▶ **Data shown**
========================================================================
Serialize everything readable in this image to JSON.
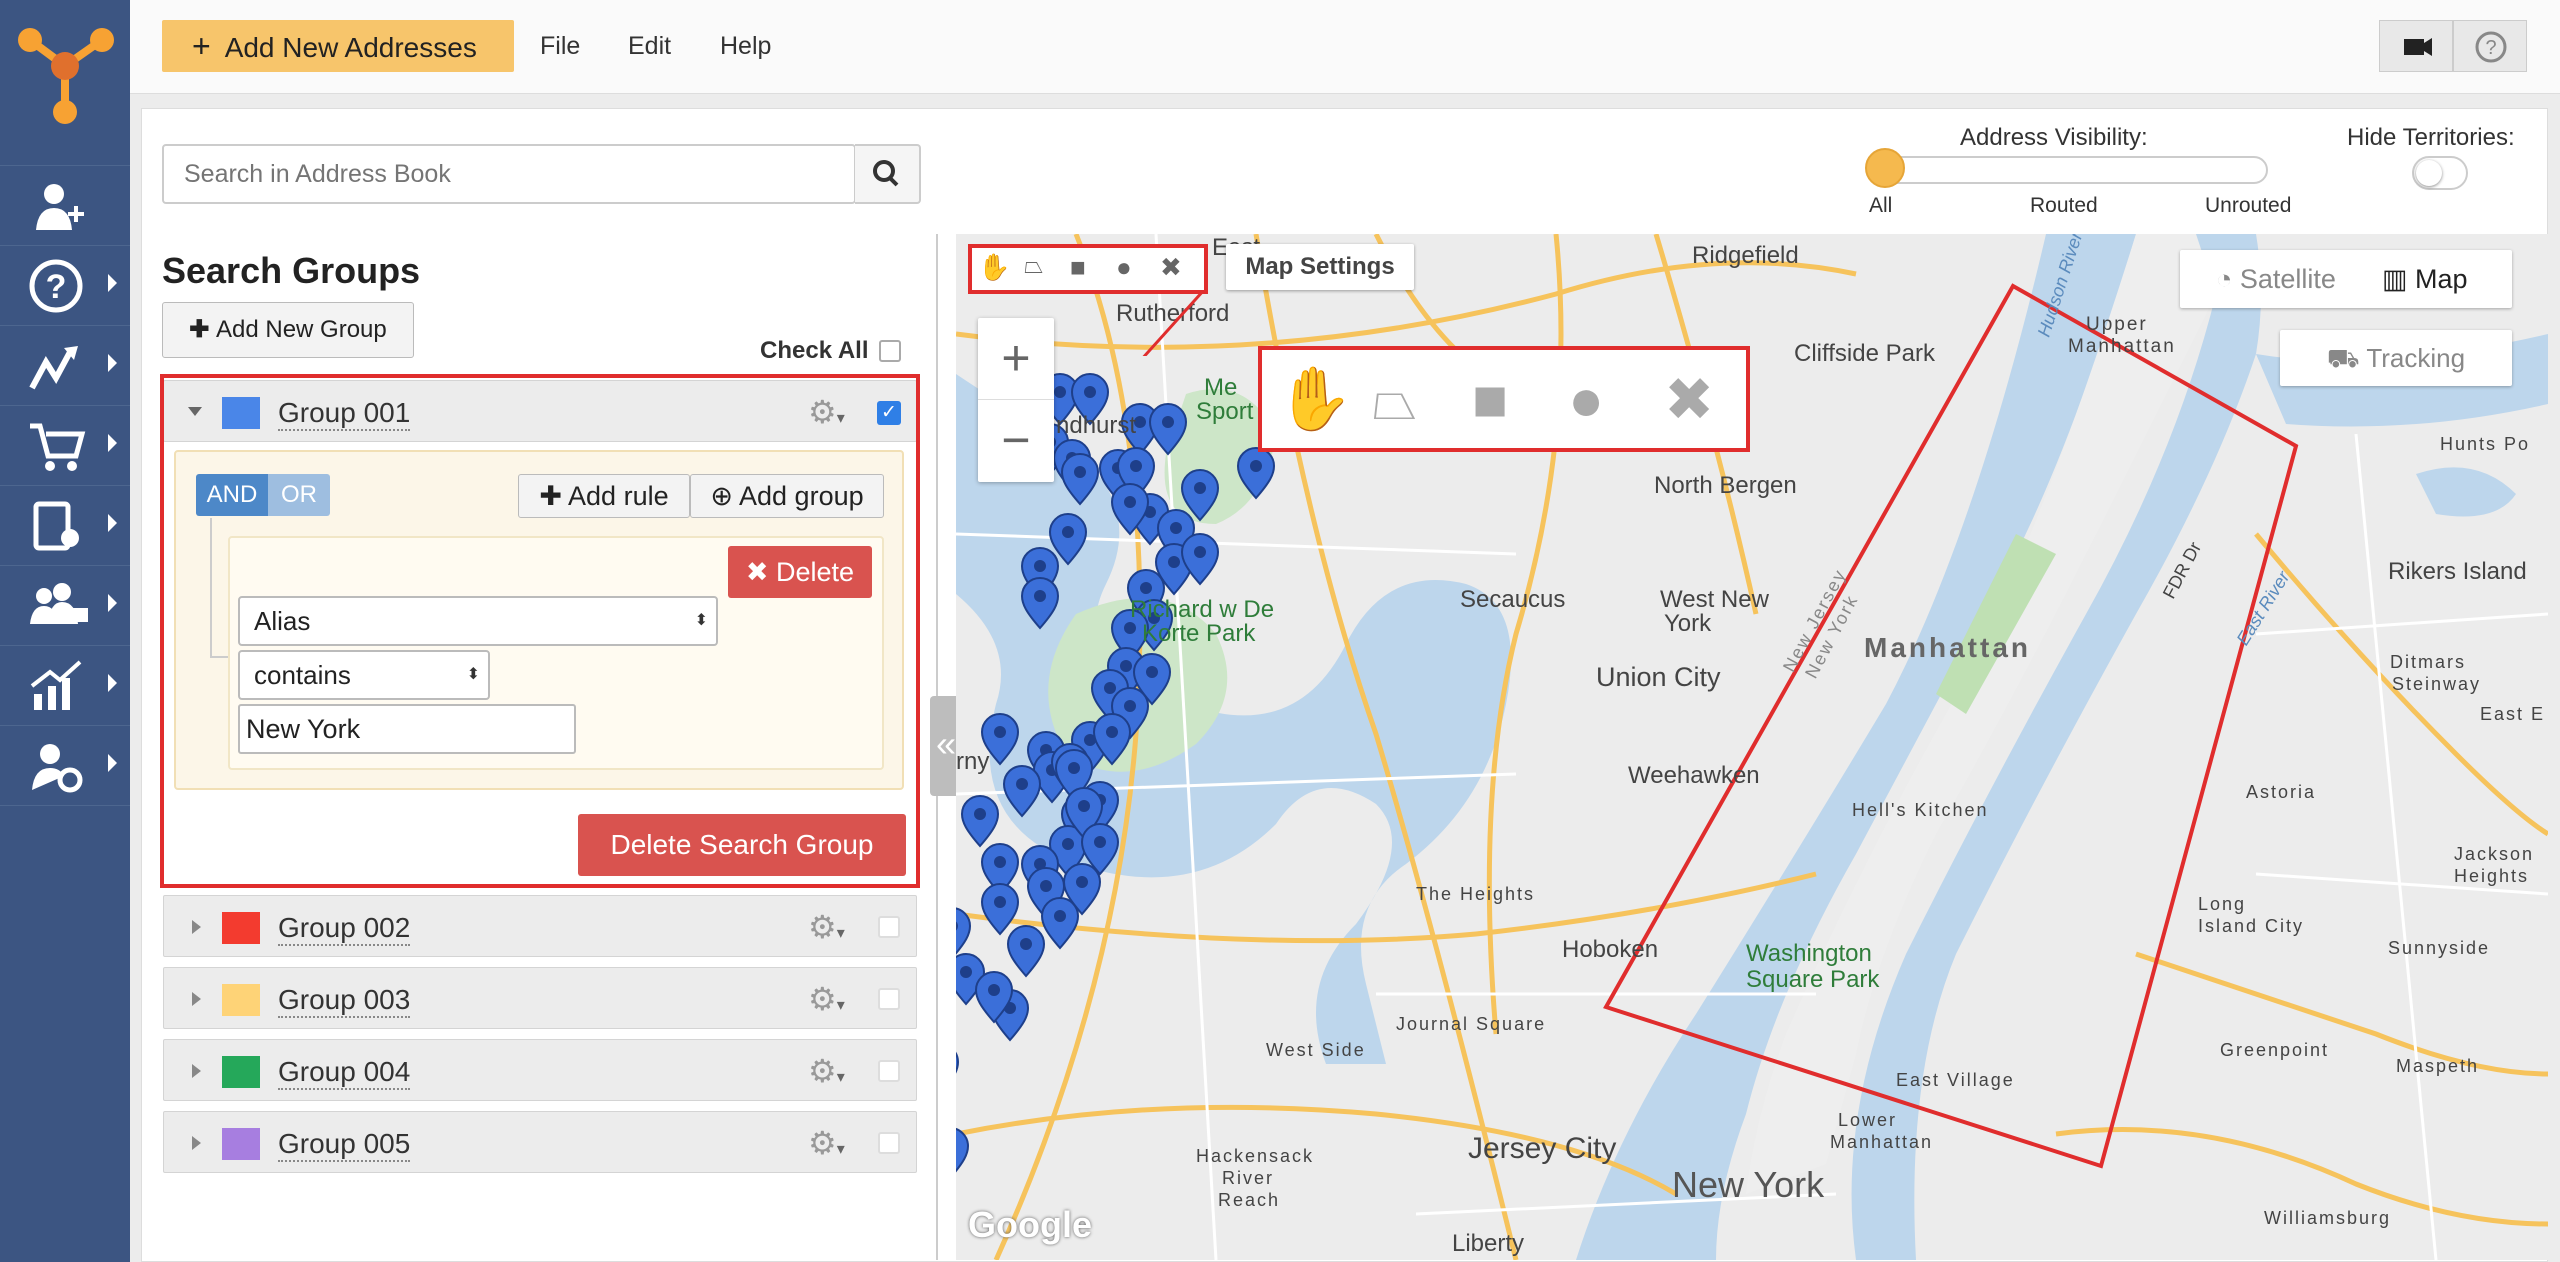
{
  "topbar": {
    "add_label": "Add New Addresses",
    "menu": [
      "File",
      "Edit",
      "Help"
    ]
  },
  "search": {
    "placeholder": "Search in Address Book"
  },
  "visibility": {
    "title": "Address Visibility:",
    "stops": [
      "All",
      "Routed",
      "Unrouted"
    ],
    "selected": "All",
    "hide_territories": "Hide Territories:"
  },
  "groups_panel": {
    "title": "Search Groups",
    "add_group": "Add New Group",
    "check_all": "Check All",
    "groups": [
      {
        "name": "Group 001",
        "color": "#4a86e8",
        "expanded": true,
        "checked": true
      },
      {
        "name": "Group 002",
        "color": "#f33b2f",
        "checked": false
      },
      {
        "name": "Group 003",
        "color": "#fed377",
        "checked": false
      },
      {
        "name": "Group 004",
        "color": "#25a85a",
        "checked": false
      },
      {
        "name": "Group 005",
        "color": "#a77ee0",
        "checked": false
      }
    ],
    "rule": {
      "and": "AND",
      "or": "OR",
      "add_rule": "Add rule",
      "add_group": "Add group",
      "delete": "Delete",
      "field": "Alias",
      "operator": "contains",
      "value": "New York"
    },
    "delete_group": "Delete Search Group"
  },
  "map": {
    "settings": "Map Settings",
    "type_options": [
      "Satellite",
      "Map"
    ],
    "tracking": "Tracking",
    "zoom_in": "+",
    "zoom_out": "−",
    "tools": [
      "hand-tool",
      "polygon-tool",
      "rectangle-tool",
      "circle-tool",
      "clear-tool"
    ],
    "attribution": "Google",
    "labels": [
      "Ridgefield",
      "East",
      "Rutherford",
      "Cliffside Park",
      "Upper",
      "Manhattan",
      "Hunts Po",
      "North Bergen",
      "Secaucus",
      "West New",
      "York",
      "Rikers Island",
      "Union City",
      "Richard w De",
      "Korte Park",
      "Manhattan",
      "Weehawken",
      "Ditmars",
      "Steinway",
      "East E",
      "Astoria",
      "Hell's Kitchen",
      "The Heights",
      "Hoboken",
      "Washington",
      "Square Park",
      "Jackson",
      "Heights",
      "Sunnyside",
      "Long",
      "Island City",
      "Greenpoint",
      "Maspeth",
      "Jersey City",
      "New York",
      "Liberty",
      "Williamsburg",
      "Hackensack",
      "River",
      "Reach",
      "Journal Square",
      "West Side",
      "East Village",
      "Lower",
      "Manhattan",
      "FDR Dr",
      "East River",
      "Hudson River",
      "New Jersey",
      "New York",
      "Me",
      "Sport",
      "ndhurst",
      "rny",
      "Upper",
      "Hackensack",
      "Ridge"
    ]
  },
  "colors": {
    "nav_bg": "#3c5582",
    "accent": "#f7c56b",
    "danger": "#d9534f",
    "highlight": "#e02d2d",
    "pin": "#3b6fd9"
  }
}
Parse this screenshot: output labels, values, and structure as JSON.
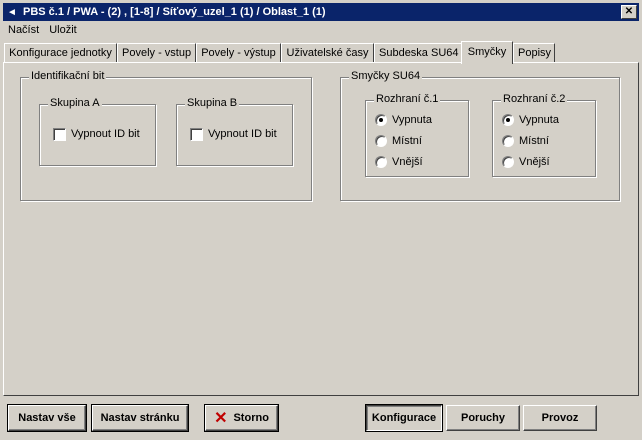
{
  "window": {
    "title": "PBS č.1 / PWA - (2) , [1-8] / Síťový_uzel_1 (1) / Oblast_1 (1)",
    "close_glyph": "✕",
    "app_glyph": "◄"
  },
  "menu": {
    "items": [
      {
        "label": "Načíst",
        "accel": "N"
      },
      {
        "label": "Uložit",
        "accel": "U"
      }
    ]
  },
  "tabs": [
    {
      "label": "Konfigurace jednotky"
    },
    {
      "label": "Povely - vstup"
    },
    {
      "label": "Povely - výstup"
    },
    {
      "label": "Uživatelské časy"
    },
    {
      "label": "Subdeska SU64"
    },
    {
      "label": "Smyčky",
      "active": true
    },
    {
      "label": "Popisy"
    }
  ],
  "id_bit": {
    "title": "Identifikační bit",
    "group_a": {
      "title": "Skupina A",
      "checkbox_label": "Vypnout ID bit",
      "checked": false
    },
    "group_b": {
      "title": "Skupina B",
      "checkbox_label": "Vypnout ID bit",
      "checked": false
    }
  },
  "loops": {
    "title": "Smyčky SU64",
    "interface1": {
      "title": "Rozhraní č.1",
      "options": [
        "Vypnuta",
        "Místní",
        "Vnější"
      ],
      "selected": "Vypnuta"
    },
    "interface2": {
      "title": "Rozhraní č.2",
      "options": [
        "Vypnuta",
        "Místní",
        "Vnější"
      ],
      "selected": "Vypnuta"
    }
  },
  "buttons": {
    "set_all": "Nastav vše",
    "set_page": "Nastav stránku",
    "cancel": "Storno",
    "configuration": "Konfigurace",
    "faults": "Poruchy",
    "operation": "Provoz"
  }
}
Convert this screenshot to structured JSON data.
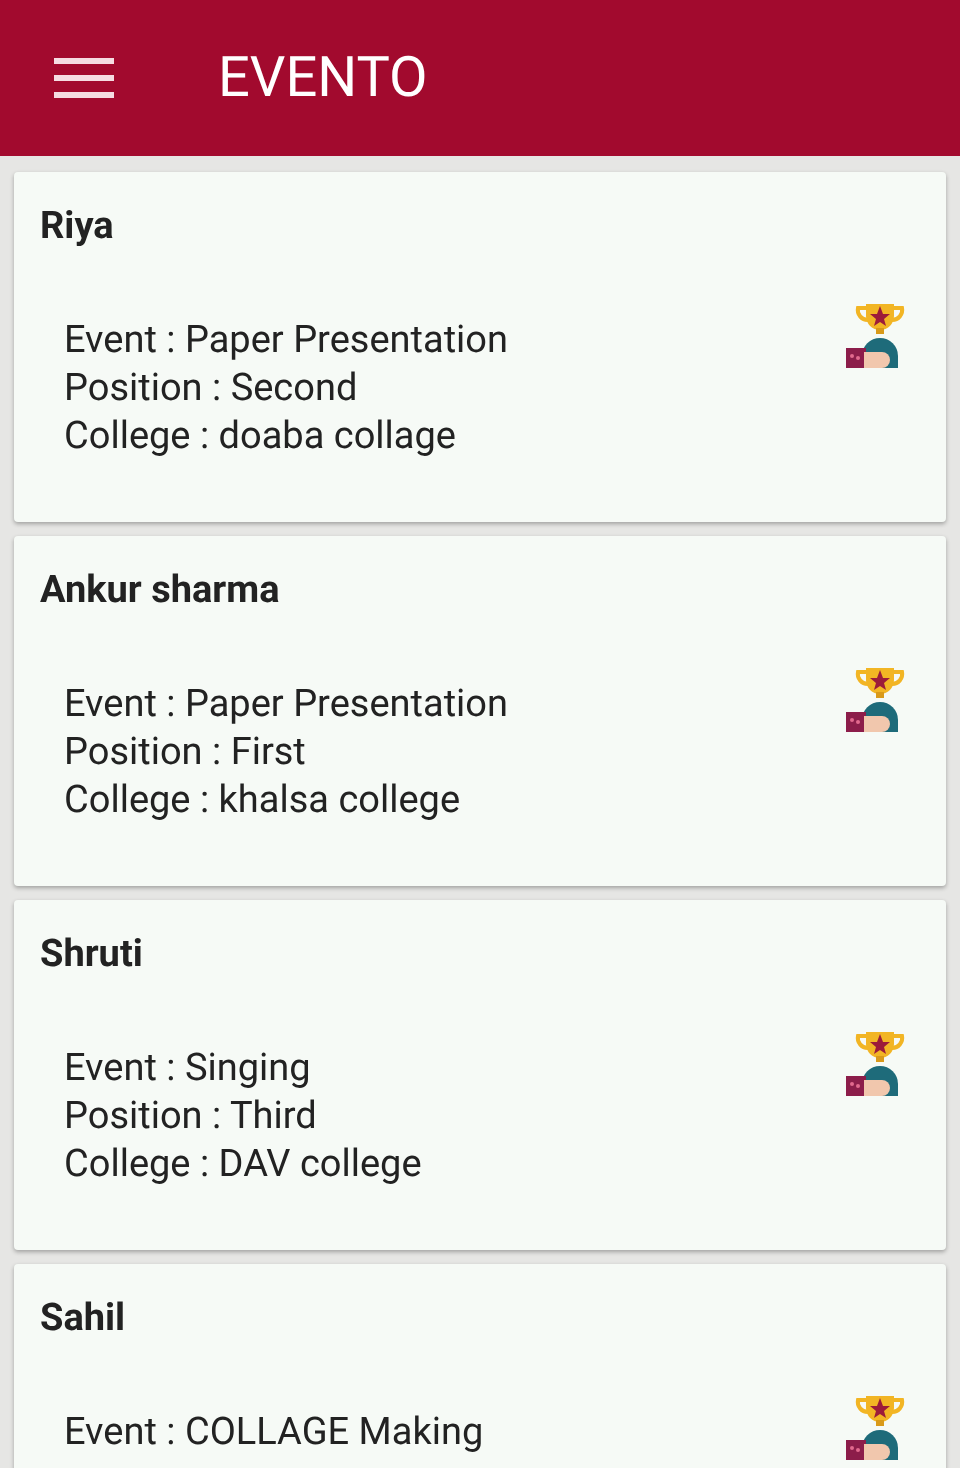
{
  "app_bar": {
    "title": "EVENTO"
  },
  "winners": [
    {
      "name": "Riya",
      "event": "Event : Paper Presentation",
      "position": "Position : Second",
      "college": "College : doaba collage"
    },
    {
      "name": "Ankur sharma",
      "event": "Event : Paper Presentation",
      "position": "Position : First",
      "college": "College : khalsa college"
    },
    {
      "name": "Shruti",
      "event": "Event : Singing",
      "position": "Position : Third",
      "college": "College : DAV college"
    },
    {
      "name": "Sahil",
      "event": "Event : COLLAGE Making"
    }
  ]
}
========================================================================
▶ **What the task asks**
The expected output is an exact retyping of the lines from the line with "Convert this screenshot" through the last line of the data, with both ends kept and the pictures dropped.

▶ **Answer**
Convert this screenshot to structured JSON data.
{
  "app_bar": {
    "title": "EVENTO"
  },
  "winners": [
    {
      "name": "Riya",
      "event": "Event : Paper Presentation",
      "position": "Position : Second",
      "college": "College : doaba collage"
    },
    {
      "name": "Ankur sharma",
      "event": "Event : Paper Presentation",
      "position": "Position : First",
      "college": "College : khalsa college"
    },
    {
      "name": "Shruti",
      "event": "Event : Singing",
      "position": "Position : Third",
      "college": "College : DAV college"
    },
    {
      "name": "Sahil",
      "event": "Event : COLLAGE Making"
    }
  ]
}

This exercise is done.